BY JESSI GILKS
It’s a sprint, not a marathon
At least that’s the way it feels sometimes in the corporate world. You are being pulled in every direction and have no time to slow down and think about what you really need to be focusing on as a new manager: helping your team grow and develop.
Managing a team for the first time can be a little (no, a LOT) intimidating. I have had many scary thoughts run through my head at some point in my short life as a manager:
- “What if someone on my team is smarter than me?”
- “What if I don’t know the answer?”
- “What if I mess up?”
Newsflash: we all mess up and (usually) live to tell the story. Not only that but we grow from those experiences more than when we succeed.
The fear of failure is something that most of us struggle with at one point or another. This is not unlike how I felt when I first started training for a half marathon many years ago. I learned a lot from that first training experience because I did it all wrong. I didn’t plan or train enough. I ran 13.1 miles despite not being prepared. I got physically sick with the finish line in sight (with many supporters looking on to witness), but I FINISHED.
Your first year as a new manager is challenging. You might not feel prepared or even qualified. You are trying to figure out this new role, set the right pace for your team, and just keep your head above water while trying to look calm and collected to the rest of the world.
One thing I realized during this time is that managing a team is not much different from managing your personal training plan. My first race experience helped me to be a better manager in the office, because I learned a few valuable lessons:
Preparation is key
Make a plan and stick to it. There is always room for adjusting when you need to. Having a plan for work or training and building in time for setbacks is key.
Lean on the experts
Know that there are always resources out there to help you. Online training programs became my best friend when I set out to train for another race. Visiting the local running store on a regular basis also helped. The workers there are all runners and love to share their knowledge.
In my first year managing a team, I asked for my manager’s thoughts on everything just to make sure I was on the right track. This helped me learn when something really needed to be escalated. I also realized that having team members that are smarter than me in certain areas is a blessing. It’s fine with me now when they answer my questions.
Find what works for YOU
You can read every book available about the best way to train or the best shoes to wear. You won’t know what is best for you until you try.
- How much time will you need?
- Which accessories best meet your needs?
- When are you most motivated in the day to make sure to train?
You will learn as you go, and it takes time and trial to figure those things out.

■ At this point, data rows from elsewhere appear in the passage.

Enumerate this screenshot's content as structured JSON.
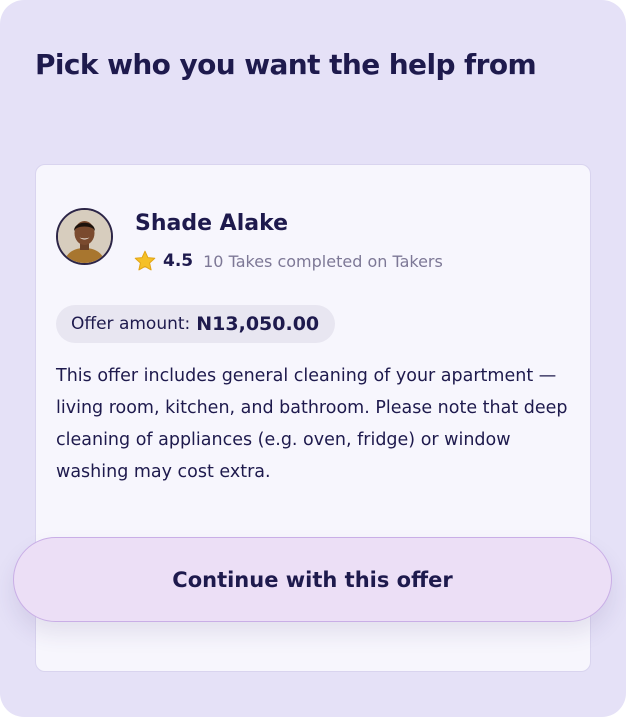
{
  "header": {
    "title": "Pick who you want the help from"
  },
  "offer": {
    "helper_name": "Shade Alake",
    "avatar_icon": "profile-photo",
    "rating_icon": "star-icon",
    "rating": "4.5",
    "takes_completed": "10 Takes completed on Takers",
    "amount_label": "Offer amount:",
    "amount_value": "N13,050.00",
    "description": "This offer includes general cleaning of your apartment — living room, kitchen, and bathroom. Please note that deep cleaning of appliances (e.g. oven, fridge) or window washing may cost extra."
  },
  "actions": {
    "continue_label": "Continue with this offer"
  },
  "colors": {
    "panel_background": "#e5e1f7",
    "card_background": "#f7f6fd",
    "text_primary": "#1e1a4d",
    "text_muted": "#7d7896",
    "button_background": "#ecdff6",
    "button_border": "#c9aee6",
    "star": "#f5c026"
  }
}
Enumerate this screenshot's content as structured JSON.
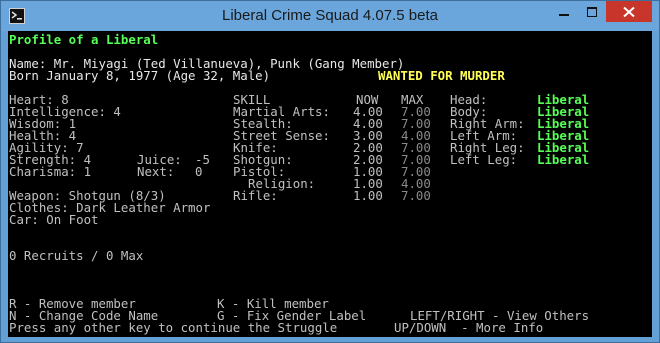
{
  "window": {
    "title": "Liberal Crime Squad 4.07.5 beta"
  },
  "header": {
    "heading": "Profile of a Liberal",
    "name_line": "Name: Mr. Miyagi (Ted Villanueva), Punk (Gang Member)",
    "born_line": "Born January 8, 1977 (Age 32, Male)",
    "wanted": "WANTED FOR MURDER"
  },
  "stats": [
    "Heart: 8",
    "Intelligence: 4",
    "Wisdom: 1",
    "Health: 4",
    "Agility: 7",
    "Strength: 4",
    "Charisma: 1"
  ],
  "juice": {
    "label": "Juice:",
    "value": "-5"
  },
  "next": {
    "label": "Next:",
    "value": "0"
  },
  "skills": {
    "header_skill": "SKILL",
    "header_now": "NOW",
    "header_max": "MAX",
    "rows": [
      {
        "name": "Martial Arts:",
        "now": "4.00",
        "max": "7.00"
      },
      {
        "name": "Stealth:",
        "now": "4.00",
        "max": "7.00"
      },
      {
        "name": "Street Sense:",
        "now": "3.00",
        "max": "4.00"
      },
      {
        "name": "Knife:",
        "now": "2.00",
        "max": "7.00"
      },
      {
        "name": "Shotgun:",
        "now": "2.00",
        "max": "7.00"
      },
      {
        "name": "Pistol:",
        "now": "1.00",
        "max": "7.00"
      },
      {
        "name": "Religion:",
        "now": "1.00",
        "max": "4.00"
      },
      {
        "name": "Rifle:",
        "now": "1.00",
        "max": "7.00"
      }
    ]
  },
  "body": [
    {
      "part": "Head:",
      "status": "Liberal"
    },
    {
      "part": "Body:",
      "status": "Liberal"
    },
    {
      "part": "Right Arm:",
      "status": "Liberal"
    },
    {
      "part": "Left Arm:",
      "status": "Liberal"
    },
    {
      "part": "Right Leg:",
      "status": "Liberal"
    },
    {
      "part": "Left Leg:",
      "status": "Liberal"
    }
  ],
  "equipment": {
    "weapon": "Weapon: Shotgun (8/3)",
    "clothes": "Clothes: Dark Leather Armor",
    "car": "Car: On Foot"
  },
  "recruits": "0 Recruits / 0 Max",
  "commands": {
    "remove": "R - Remove member",
    "kill": "K - Kill member",
    "code_name": "N - Change Code Name",
    "gender": "G - Fix Gender Label",
    "view_others": "LEFT/RIGHT - View Others",
    "continue": "Press any other key to continue the Struggle",
    "more_info": "UP/DOWN  - More Info"
  },
  "colors": {
    "liberal": "#55ff55",
    "wanted": "#ffff55",
    "console_bg": "#000000",
    "close_button": "#c7352b"
  }
}
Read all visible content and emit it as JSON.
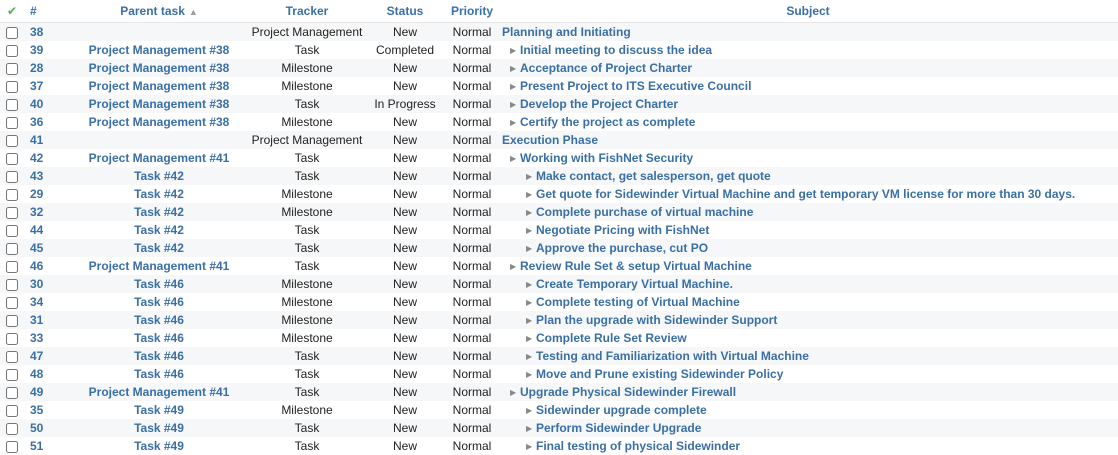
{
  "header": {
    "check": "✔",
    "id": "#",
    "parent": "Parent task",
    "tracker": "Tracker",
    "status": "Status",
    "priority": "Priority",
    "subject": "Subject"
  },
  "rows": [
    {
      "id": "38",
      "parent": "",
      "tracker": "Project Management",
      "status": "New",
      "priority": "Normal",
      "subject": "Planning and Initiating",
      "level": 0
    },
    {
      "id": "39",
      "parent": "Project Management #38",
      "tracker": "Task",
      "status": "Completed",
      "priority": "Normal",
      "subject": "Initial meeting to discuss the idea",
      "level": 1
    },
    {
      "id": "28",
      "parent": "Project Management #38",
      "tracker": "Milestone",
      "status": "New",
      "priority": "Normal",
      "subject": "Acceptance of Project Charter",
      "level": 1
    },
    {
      "id": "37",
      "parent": "Project Management #38",
      "tracker": "Milestone",
      "status": "New",
      "priority": "Normal",
      "subject": "Present Project to ITS Executive Council",
      "level": 1
    },
    {
      "id": "40",
      "parent": "Project Management #38",
      "tracker": "Task",
      "status": "In Progress",
      "priority": "Normal",
      "subject": "Develop the Project Charter",
      "level": 1
    },
    {
      "id": "36",
      "parent": "Project Management #38",
      "tracker": "Milestone",
      "status": "New",
      "priority": "Normal",
      "subject": "Certify the project as complete",
      "level": 1
    },
    {
      "id": "41",
      "parent": "",
      "tracker": "Project Management",
      "status": "New",
      "priority": "Normal",
      "subject": "Execution Phase",
      "level": 0
    },
    {
      "id": "42",
      "parent": "Project Management #41",
      "tracker": "Task",
      "status": "New",
      "priority": "Normal",
      "subject": "Working with FishNet Security",
      "level": 1
    },
    {
      "id": "43",
      "parent": "Task #42",
      "tracker": "Task",
      "status": "New",
      "priority": "Normal",
      "subject": "Make contact, get salesperson, get quote",
      "level": 2
    },
    {
      "id": "29",
      "parent": "Task #42",
      "tracker": "Milestone",
      "status": "New",
      "priority": "Normal",
      "subject": "Get quote for Sidewinder Virtual Machine and get temporary VM license for more than 30 days.",
      "level": 2
    },
    {
      "id": "32",
      "parent": "Task #42",
      "tracker": "Milestone",
      "status": "New",
      "priority": "Normal",
      "subject": "Complete purchase of virtual machine",
      "level": 2
    },
    {
      "id": "44",
      "parent": "Task #42",
      "tracker": "Task",
      "status": "New",
      "priority": "Normal",
      "subject": "Negotiate Pricing with FishNet",
      "level": 2
    },
    {
      "id": "45",
      "parent": "Task #42",
      "tracker": "Task",
      "status": "New",
      "priority": "Normal",
      "subject": "Approve the purchase, cut PO",
      "level": 2
    },
    {
      "id": "46",
      "parent": "Project Management #41",
      "tracker": "Task",
      "status": "New",
      "priority": "Normal",
      "subject": "Review Rule Set & setup Virtual Machine",
      "level": 1
    },
    {
      "id": "30",
      "parent": "Task #46",
      "tracker": "Milestone",
      "status": "New",
      "priority": "Normal",
      "subject": "Create Temporary Virtual Machine.",
      "level": 2
    },
    {
      "id": "34",
      "parent": "Task #46",
      "tracker": "Milestone",
      "status": "New",
      "priority": "Normal",
      "subject": "Complete testing of Virtual Machine",
      "level": 2
    },
    {
      "id": "31",
      "parent": "Task #46",
      "tracker": "Milestone",
      "status": "New",
      "priority": "Normal",
      "subject": "Plan the upgrade with Sidewinder Support",
      "level": 2
    },
    {
      "id": "33",
      "parent": "Task #46",
      "tracker": "Milestone",
      "status": "New",
      "priority": "Normal",
      "subject": "Complete Rule Set Review",
      "level": 2
    },
    {
      "id": "47",
      "parent": "Task #46",
      "tracker": "Task",
      "status": "New",
      "priority": "Normal",
      "subject": "Testing and Familiarization with Virtual Machine",
      "level": 2
    },
    {
      "id": "48",
      "parent": "Task #46",
      "tracker": "Task",
      "status": "New",
      "priority": "Normal",
      "subject": "Move and Prune existing Sidewinder Policy",
      "level": 2
    },
    {
      "id": "49",
      "parent": "Project Management #41",
      "tracker": "Task",
      "status": "New",
      "priority": "Normal",
      "subject": "Upgrade Physical Sidewinder Firewall",
      "level": 1
    },
    {
      "id": "35",
      "parent": "Task #49",
      "tracker": "Milestone",
      "status": "New",
      "priority": "Normal",
      "subject": "Sidewinder upgrade complete",
      "level": 2
    },
    {
      "id": "50",
      "parent": "Task #49",
      "tracker": "Task",
      "status": "New",
      "priority": "Normal",
      "subject": "Perform Sidewinder Upgrade",
      "level": 2
    },
    {
      "id": "51",
      "parent": "Task #49",
      "tracker": "Task",
      "status": "New",
      "priority": "Normal",
      "subject": "Final testing of physical Sidewinder",
      "level": 2
    }
  ]
}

Similarly, you must find your own pace as a new manager. Remember what you appreciated about managers throughout your career and work with your team to find the balance together. What helps motivate one team member may be very different from what another team member needs. Adjust your methods where you can to be more effective as a leader.
Find your own pace as a new manager. Remember what you appreciated about managers throughout your career and work with your team to find the balance together.
Understand that you won’t have all the answers
And that is OK! I learned early on to be honest when I don’t know the answer. But let your team know that you will make sure to find out and get back to them.
As I recently completed another half marathon, I found I was much more prepared. It was still challenging, but I had put in the effort beforehand and I was ready. Managing a team is very similar to training for a race. Now that I have found my pace on the pavement and in the office, my day to day runs smoothly. Trust your gut and give it some time—the finish line is in sight.